The Children's Home Society will be conducting a SleepOut on Nov. 7, probably at City Park, to raise awareness and money to help homeless youth and young adults.
"We sleep out so the kids don't have to," Plauche said about the November fundraiser.
Plauche would like for churches, businesses and civic organizations to become involved in addressing the homeless youth problem. She noted that United Bank in Parkersburg has been a big supporter of the Children's Home Society, including helping at Saturday's Shindig fundraiser.
Besides needing money to provide housing for homeless teens, the Children's Home Society welcomes donations of non-perishable food items, blankets, coats and personal hygiene products.
The CHS tries to find a "safe" relative or foster home for the homeless young people.
The transition from youth to adulthood can be difficult for 18-year-olds who don't have support or guidance at home, Plauche said.
"When they turn 18, some have nowhere to go and no social or life skills" to rely on, she added.
Ben Parks is hoping for a large turnout at the sixth annual Parkersburg High School multi-class reunion at 6:30 p.m. July 19 at Dils Riverfront Park in Vienna. Parks, event organizer from the PHS Class of 1982, lives in Solomons, Md. All PHS alumni 21 and older, current and former PHS faculty members and PHS supporters are invited to attend, said Parks. Besides the food and drink, Tracy Allen (PHS Class of 1992) will be playing the guitar and singing at the outdoor reunion along the Ohio River. Any proceeds, after costs are paid, will be donated to a PHS graduate or a graduate's family member who is battling cancer, Parks said.

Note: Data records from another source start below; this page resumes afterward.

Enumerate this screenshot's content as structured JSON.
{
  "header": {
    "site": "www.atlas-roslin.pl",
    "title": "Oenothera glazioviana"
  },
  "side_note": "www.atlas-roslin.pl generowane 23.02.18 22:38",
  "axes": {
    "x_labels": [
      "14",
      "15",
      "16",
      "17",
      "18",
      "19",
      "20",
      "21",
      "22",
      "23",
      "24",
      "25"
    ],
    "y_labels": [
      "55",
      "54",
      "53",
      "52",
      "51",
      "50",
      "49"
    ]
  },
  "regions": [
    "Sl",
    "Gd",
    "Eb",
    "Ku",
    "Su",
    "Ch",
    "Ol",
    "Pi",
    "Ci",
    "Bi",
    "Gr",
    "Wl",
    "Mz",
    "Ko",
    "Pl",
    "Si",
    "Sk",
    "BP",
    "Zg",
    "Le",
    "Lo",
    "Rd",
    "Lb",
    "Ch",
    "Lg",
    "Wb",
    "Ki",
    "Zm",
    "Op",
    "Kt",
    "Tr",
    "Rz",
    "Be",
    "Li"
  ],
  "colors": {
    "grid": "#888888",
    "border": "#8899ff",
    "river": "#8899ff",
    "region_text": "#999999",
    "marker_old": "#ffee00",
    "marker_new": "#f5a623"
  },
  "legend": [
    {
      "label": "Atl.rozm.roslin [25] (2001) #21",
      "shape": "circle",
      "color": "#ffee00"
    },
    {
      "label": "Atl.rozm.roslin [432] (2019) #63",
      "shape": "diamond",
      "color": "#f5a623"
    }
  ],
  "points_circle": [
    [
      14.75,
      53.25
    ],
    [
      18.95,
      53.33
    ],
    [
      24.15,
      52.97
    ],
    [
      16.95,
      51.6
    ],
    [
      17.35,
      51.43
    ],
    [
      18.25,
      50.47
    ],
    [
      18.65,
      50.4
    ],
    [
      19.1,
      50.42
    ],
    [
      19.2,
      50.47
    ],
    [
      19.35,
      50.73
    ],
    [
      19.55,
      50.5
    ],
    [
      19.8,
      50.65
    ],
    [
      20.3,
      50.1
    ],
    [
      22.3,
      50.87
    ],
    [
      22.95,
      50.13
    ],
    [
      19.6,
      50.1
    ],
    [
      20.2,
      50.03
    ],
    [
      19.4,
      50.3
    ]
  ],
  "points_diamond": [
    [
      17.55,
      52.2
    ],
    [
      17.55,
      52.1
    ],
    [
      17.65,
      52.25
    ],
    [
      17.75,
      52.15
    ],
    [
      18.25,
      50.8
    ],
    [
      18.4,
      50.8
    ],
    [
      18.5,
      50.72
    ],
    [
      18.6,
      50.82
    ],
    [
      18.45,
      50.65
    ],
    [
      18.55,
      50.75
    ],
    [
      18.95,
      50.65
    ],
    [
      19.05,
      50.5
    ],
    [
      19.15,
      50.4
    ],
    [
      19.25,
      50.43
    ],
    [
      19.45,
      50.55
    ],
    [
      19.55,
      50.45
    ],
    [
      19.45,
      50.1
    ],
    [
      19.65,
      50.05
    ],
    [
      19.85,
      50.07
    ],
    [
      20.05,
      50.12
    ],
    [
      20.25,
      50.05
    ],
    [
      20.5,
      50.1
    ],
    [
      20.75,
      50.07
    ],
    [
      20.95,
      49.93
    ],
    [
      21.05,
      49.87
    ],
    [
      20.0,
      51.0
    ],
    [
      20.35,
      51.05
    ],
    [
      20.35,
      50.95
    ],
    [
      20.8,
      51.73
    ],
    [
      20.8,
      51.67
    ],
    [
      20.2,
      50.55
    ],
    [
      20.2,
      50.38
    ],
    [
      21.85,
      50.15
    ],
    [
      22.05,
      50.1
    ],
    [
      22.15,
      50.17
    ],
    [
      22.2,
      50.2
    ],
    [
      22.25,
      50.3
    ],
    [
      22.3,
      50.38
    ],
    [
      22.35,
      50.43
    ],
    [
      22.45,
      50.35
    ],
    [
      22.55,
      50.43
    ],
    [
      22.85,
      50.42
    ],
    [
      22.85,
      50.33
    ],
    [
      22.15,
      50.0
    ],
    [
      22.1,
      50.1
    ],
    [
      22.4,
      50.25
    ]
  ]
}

For more information contact Parks at 304-488-9882 or email firstname.lastname@example.org.
Contact Paul LaPann at email@example.com